Basil pesto originates from the Genoa region of northern Italy (pesto alla genovese). Pesto in Italian is derived from a word meaning to pound or crush. Obviously the food was named before they had food processors. Can you imagine grinding all the ingredients together? There is mention of a basil cheese spread as far back as Roman times, but it was the Genovese that first combined all the typical ingredients. It was not until the 1940s (probably because of World War II) that basil pesto started to be mentioned in newspapers. And it did not become a popular dish in America until the 1980s and 1990s. I call it a “triple crown” recipe – easy to make, healthy, and delicious. In a later article, I will show you how to make sundried tomato pesto also.
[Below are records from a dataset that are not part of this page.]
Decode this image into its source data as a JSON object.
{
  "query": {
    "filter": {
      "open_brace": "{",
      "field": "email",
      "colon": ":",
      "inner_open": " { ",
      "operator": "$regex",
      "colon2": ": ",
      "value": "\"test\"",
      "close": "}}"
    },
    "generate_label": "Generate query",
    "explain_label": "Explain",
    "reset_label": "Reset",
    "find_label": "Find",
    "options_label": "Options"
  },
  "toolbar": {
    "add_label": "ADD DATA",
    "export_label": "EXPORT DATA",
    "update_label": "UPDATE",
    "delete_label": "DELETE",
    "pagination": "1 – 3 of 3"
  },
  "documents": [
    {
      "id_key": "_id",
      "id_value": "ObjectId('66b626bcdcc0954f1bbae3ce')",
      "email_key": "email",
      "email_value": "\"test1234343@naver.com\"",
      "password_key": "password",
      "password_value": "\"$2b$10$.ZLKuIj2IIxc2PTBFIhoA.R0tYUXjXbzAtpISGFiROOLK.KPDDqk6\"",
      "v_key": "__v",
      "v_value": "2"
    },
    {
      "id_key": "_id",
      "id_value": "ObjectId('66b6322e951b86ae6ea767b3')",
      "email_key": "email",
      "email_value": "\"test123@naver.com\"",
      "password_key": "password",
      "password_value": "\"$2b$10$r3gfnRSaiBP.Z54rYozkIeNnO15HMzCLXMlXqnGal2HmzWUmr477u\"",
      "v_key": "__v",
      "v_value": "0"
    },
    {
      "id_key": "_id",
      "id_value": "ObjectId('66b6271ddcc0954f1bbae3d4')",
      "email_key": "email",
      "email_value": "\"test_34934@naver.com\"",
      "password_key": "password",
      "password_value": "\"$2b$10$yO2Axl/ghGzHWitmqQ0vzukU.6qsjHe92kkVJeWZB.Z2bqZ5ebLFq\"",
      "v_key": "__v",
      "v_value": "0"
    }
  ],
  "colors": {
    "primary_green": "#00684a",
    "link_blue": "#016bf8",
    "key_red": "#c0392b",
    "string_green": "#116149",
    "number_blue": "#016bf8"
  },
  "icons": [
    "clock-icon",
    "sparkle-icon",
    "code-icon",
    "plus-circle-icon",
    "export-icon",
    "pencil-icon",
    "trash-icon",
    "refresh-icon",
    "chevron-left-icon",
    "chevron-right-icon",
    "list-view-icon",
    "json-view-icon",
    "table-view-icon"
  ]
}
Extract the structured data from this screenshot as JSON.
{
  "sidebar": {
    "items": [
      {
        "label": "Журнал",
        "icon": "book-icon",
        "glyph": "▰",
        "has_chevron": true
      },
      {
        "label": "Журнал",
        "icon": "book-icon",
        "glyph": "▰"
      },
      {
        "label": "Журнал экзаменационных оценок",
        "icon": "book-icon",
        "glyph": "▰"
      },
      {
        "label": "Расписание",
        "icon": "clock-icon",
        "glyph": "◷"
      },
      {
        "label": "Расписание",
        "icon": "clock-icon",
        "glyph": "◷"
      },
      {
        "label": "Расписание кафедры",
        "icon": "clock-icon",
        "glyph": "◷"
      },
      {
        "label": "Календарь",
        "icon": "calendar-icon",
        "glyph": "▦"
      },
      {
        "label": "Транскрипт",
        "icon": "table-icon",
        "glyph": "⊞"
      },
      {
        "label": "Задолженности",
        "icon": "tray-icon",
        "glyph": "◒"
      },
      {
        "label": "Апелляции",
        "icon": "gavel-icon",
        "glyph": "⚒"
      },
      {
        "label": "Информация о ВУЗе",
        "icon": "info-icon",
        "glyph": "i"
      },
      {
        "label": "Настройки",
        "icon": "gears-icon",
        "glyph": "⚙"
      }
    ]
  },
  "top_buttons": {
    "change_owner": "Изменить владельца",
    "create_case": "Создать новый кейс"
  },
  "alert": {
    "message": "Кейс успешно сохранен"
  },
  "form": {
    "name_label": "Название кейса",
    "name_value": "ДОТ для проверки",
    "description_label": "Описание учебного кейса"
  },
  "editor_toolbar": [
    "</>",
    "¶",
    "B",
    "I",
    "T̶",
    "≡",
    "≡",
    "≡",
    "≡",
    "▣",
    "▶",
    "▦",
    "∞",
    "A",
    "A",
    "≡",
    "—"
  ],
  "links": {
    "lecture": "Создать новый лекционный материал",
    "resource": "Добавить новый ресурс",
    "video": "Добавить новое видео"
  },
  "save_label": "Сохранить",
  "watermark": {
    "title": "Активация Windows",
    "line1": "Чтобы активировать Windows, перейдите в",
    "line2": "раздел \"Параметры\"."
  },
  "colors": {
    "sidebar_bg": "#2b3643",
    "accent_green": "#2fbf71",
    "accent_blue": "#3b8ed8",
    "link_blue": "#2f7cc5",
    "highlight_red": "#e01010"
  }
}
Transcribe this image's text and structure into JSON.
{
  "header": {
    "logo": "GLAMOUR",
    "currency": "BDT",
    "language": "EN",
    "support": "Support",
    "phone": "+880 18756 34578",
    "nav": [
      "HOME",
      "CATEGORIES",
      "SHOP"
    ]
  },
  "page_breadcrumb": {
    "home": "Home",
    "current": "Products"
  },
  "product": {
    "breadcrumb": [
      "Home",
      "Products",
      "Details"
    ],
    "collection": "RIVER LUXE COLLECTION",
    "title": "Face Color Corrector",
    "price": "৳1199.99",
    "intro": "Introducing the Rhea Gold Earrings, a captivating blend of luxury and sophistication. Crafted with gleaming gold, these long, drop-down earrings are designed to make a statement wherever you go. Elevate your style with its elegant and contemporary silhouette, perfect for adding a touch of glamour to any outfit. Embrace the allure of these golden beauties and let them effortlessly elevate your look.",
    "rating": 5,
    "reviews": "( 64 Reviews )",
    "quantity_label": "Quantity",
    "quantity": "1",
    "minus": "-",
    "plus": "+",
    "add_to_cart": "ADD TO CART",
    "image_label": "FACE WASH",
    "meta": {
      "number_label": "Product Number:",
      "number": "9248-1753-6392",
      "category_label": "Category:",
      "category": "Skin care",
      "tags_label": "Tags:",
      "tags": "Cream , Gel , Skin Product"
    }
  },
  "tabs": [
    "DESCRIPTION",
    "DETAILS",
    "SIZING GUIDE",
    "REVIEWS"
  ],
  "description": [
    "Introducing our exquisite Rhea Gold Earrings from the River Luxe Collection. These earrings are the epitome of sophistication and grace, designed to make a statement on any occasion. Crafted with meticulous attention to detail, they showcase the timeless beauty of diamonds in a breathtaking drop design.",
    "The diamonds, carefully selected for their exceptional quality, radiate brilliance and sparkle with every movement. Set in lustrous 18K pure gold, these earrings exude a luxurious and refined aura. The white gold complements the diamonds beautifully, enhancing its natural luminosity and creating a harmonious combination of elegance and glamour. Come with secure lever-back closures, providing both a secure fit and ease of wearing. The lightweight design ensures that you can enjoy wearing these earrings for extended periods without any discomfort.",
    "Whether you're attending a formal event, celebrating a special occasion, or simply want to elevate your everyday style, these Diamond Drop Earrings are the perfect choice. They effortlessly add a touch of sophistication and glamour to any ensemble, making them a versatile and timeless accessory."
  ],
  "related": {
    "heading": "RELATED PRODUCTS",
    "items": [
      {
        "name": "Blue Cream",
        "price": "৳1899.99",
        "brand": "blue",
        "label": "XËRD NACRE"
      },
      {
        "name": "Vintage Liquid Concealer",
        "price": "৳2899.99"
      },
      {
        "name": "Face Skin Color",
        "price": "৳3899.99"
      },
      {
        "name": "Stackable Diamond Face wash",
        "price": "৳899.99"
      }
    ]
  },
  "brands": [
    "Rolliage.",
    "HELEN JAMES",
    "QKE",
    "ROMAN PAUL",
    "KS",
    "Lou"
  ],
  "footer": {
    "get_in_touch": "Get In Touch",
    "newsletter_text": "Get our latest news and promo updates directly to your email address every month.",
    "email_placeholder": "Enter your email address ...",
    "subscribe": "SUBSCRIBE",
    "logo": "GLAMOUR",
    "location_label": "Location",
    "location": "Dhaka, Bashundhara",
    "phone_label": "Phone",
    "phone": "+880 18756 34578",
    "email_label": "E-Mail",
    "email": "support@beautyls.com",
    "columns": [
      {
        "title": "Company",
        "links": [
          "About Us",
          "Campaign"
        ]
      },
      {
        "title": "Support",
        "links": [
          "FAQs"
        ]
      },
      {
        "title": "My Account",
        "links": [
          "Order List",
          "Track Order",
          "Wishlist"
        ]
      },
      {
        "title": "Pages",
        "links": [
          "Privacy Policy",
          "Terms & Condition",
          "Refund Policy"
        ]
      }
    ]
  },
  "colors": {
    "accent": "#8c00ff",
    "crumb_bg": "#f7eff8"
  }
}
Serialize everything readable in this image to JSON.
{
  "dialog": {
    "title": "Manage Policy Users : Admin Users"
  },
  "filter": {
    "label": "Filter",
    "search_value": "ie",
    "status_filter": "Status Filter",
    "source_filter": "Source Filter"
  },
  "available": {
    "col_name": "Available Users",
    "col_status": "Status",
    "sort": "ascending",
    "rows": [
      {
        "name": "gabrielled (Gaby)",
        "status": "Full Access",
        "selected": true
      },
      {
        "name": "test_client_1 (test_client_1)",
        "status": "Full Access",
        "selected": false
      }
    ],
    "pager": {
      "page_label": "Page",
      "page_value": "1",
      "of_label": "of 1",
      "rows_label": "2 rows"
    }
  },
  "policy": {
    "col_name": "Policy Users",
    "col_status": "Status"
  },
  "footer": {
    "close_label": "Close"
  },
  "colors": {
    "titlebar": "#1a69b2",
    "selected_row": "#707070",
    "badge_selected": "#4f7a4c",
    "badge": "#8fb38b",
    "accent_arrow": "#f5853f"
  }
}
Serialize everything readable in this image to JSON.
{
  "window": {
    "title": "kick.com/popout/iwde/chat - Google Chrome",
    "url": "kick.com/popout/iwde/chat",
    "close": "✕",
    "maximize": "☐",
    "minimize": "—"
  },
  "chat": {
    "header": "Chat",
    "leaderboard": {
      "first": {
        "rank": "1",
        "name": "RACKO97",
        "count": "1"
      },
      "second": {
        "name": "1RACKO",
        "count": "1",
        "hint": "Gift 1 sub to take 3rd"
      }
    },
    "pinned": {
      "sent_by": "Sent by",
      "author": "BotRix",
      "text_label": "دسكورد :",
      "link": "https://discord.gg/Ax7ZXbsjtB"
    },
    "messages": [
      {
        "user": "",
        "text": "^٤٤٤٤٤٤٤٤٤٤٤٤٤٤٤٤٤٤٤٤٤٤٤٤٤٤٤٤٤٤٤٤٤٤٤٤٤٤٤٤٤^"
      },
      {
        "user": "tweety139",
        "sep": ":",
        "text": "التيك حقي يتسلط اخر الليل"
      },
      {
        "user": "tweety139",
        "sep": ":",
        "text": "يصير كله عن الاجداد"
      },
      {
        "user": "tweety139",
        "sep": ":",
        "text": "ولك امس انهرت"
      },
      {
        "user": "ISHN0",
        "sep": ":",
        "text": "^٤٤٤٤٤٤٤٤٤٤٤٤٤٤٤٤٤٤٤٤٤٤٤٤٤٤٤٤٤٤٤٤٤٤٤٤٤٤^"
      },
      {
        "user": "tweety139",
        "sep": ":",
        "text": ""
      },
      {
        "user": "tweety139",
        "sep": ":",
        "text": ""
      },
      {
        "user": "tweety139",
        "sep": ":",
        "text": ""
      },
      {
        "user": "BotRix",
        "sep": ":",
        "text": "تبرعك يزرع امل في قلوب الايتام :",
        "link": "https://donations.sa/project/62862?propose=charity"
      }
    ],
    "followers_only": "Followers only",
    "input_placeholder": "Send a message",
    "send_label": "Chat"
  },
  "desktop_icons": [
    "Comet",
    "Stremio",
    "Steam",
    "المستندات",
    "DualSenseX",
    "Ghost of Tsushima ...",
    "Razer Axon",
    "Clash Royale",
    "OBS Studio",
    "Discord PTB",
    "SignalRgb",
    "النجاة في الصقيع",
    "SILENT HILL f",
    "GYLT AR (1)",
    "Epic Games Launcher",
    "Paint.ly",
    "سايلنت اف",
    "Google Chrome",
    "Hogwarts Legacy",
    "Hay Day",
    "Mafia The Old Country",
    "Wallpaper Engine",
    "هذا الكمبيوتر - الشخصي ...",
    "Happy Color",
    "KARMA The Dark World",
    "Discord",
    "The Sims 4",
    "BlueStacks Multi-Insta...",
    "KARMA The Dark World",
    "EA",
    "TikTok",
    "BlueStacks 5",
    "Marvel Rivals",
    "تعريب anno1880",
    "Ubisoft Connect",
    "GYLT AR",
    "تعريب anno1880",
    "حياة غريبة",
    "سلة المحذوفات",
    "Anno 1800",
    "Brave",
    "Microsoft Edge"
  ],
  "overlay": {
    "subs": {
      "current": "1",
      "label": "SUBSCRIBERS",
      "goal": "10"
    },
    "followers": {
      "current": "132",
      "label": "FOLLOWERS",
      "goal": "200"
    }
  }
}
I might also add that although my recipe calls for the basil pesto to be added to pasta, you can use it on baked potatoes, spread over crostini (thinly-sliced toasted bread), or you can use it to season fish and chicken dishes.
Ingredients (5 servings):
- 2 cups (about 5 ounces) – fresh basil, pressed or packed (approximately – i.e., take the basil leaves and press them into a cup)
- 3 cloves – garlic
- 1/4 cup – pine nuts
- 4 ounces – parmesan, grated
- ½ cup – extra virgin olive oil
- ½ teaspoon – salt
- Pepper to taste
- 1 pound – fresh pasta (linguine or fettuccine)
Rinse the basil leaves and place them in a food processor along with the garlic, pine nuts, parmesan cheese, and olive oil and blend until well mixed (see photo).
Add pepper to taste and mix.
Meanwhile, cook the pasta in a few quarts of water (if it is fresh pasta it should only take a few minutes). Drain the pasta and place back in the pot. Add the basil pesto and mix well. Serve hot. Bon appétit!
Basil pesto on linguine